▸ EXERCISE PROMPT: Show all lines of the entries in which the word "title" is found.

▸ Records drawn from a dataset:
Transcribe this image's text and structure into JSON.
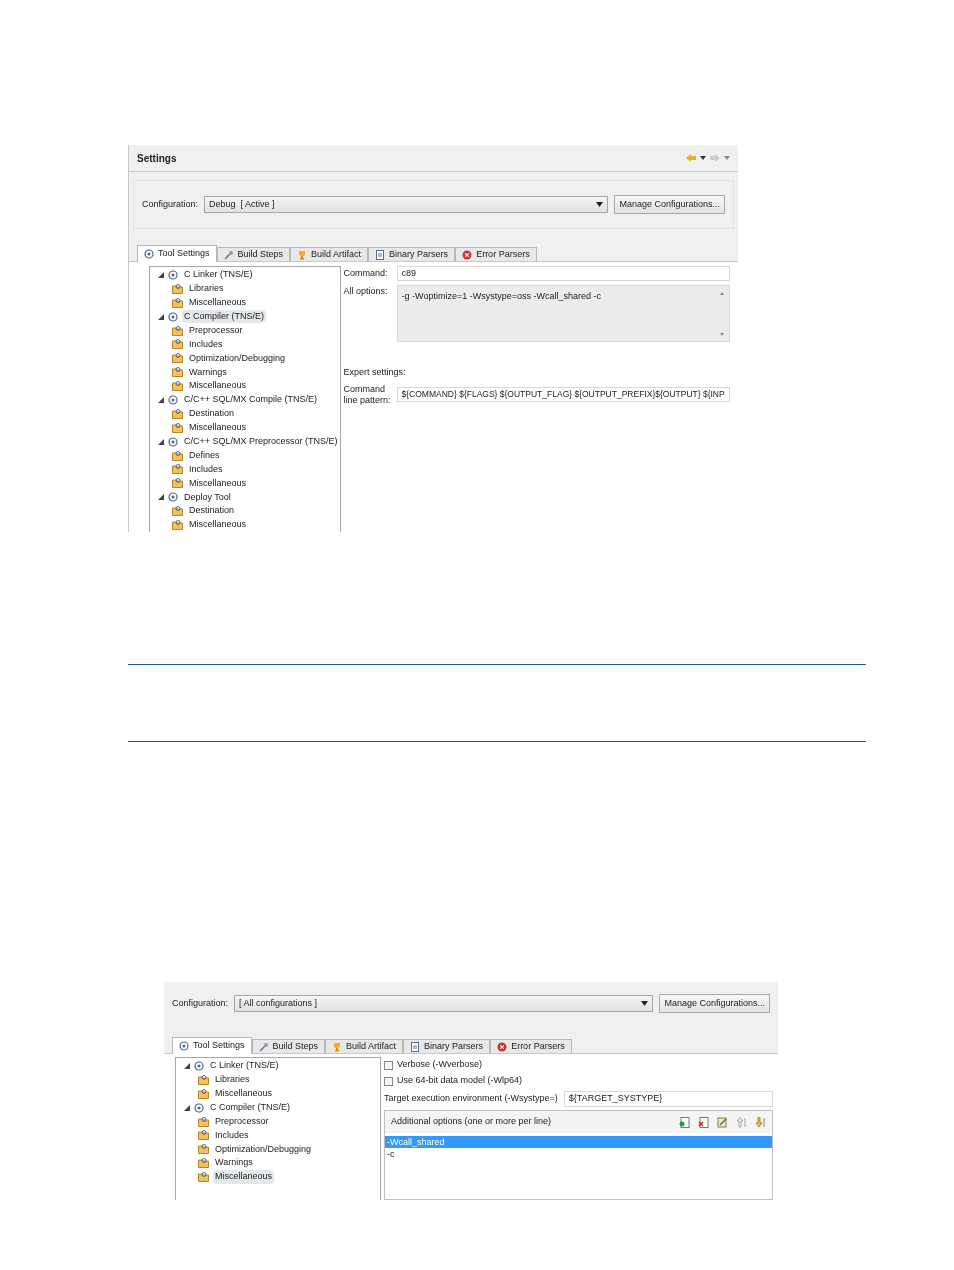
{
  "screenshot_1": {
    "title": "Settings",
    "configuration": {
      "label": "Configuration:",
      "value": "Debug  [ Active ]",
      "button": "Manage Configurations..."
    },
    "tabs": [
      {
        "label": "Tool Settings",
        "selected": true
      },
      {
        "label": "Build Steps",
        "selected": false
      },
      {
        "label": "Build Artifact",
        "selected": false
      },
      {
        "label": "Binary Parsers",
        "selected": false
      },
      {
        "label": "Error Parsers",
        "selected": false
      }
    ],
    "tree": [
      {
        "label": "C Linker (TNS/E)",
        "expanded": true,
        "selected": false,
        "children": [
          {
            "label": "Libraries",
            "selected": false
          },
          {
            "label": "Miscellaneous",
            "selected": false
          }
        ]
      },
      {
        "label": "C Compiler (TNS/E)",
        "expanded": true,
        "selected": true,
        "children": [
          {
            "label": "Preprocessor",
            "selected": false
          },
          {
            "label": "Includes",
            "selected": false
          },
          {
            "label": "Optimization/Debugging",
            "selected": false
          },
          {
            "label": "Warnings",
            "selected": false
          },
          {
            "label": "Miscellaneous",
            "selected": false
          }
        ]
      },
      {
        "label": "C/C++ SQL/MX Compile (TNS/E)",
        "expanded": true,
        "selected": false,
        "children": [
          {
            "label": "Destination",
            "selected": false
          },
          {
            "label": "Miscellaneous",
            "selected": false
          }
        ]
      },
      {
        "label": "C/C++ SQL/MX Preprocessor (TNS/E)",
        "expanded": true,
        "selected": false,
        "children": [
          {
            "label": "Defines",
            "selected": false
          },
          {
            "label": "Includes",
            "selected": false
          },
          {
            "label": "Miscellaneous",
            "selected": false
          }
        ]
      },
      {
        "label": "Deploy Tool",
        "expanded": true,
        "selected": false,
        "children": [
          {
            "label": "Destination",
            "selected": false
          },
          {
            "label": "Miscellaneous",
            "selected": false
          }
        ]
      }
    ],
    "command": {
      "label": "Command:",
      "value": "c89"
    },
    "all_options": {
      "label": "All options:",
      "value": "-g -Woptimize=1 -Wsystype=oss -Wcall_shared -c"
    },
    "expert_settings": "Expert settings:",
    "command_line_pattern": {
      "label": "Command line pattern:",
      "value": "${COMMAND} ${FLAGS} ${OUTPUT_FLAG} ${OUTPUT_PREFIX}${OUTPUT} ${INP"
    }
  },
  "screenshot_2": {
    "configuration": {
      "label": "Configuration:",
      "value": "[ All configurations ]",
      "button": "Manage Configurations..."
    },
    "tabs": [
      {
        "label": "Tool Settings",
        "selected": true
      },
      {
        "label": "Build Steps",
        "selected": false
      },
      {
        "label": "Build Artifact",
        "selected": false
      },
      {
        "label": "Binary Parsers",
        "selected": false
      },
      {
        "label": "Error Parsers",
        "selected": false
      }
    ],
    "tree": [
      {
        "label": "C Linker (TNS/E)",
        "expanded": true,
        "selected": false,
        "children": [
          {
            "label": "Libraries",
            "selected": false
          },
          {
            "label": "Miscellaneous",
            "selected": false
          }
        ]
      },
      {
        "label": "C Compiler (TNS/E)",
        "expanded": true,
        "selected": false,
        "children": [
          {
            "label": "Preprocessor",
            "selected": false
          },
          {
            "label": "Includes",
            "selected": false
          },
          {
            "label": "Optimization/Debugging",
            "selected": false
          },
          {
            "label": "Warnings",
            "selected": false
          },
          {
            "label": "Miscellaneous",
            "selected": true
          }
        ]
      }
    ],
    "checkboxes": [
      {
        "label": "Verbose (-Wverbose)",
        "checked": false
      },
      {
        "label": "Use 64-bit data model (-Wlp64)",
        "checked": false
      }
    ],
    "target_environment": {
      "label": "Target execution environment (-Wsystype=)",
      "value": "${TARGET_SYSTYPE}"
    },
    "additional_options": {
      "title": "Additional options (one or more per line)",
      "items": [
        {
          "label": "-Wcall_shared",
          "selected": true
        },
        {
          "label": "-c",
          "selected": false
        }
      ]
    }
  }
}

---

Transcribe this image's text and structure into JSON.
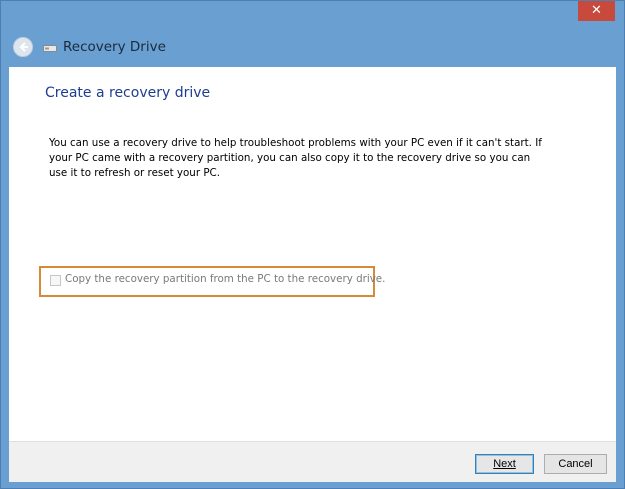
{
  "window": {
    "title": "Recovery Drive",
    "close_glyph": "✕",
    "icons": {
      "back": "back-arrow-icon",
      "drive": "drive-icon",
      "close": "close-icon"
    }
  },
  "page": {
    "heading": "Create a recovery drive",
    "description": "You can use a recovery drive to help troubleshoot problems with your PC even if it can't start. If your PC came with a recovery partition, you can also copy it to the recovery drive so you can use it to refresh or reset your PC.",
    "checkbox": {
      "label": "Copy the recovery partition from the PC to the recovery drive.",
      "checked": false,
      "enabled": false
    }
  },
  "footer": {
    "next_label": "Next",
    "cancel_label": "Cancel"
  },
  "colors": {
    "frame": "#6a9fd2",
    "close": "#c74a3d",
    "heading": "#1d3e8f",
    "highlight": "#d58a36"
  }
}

▸ SOLUTION TO THIS EXERCISE:
    "title": "Settings",
      "title": "Additional options (one or more per line)",
    "title": "Recovery Drive",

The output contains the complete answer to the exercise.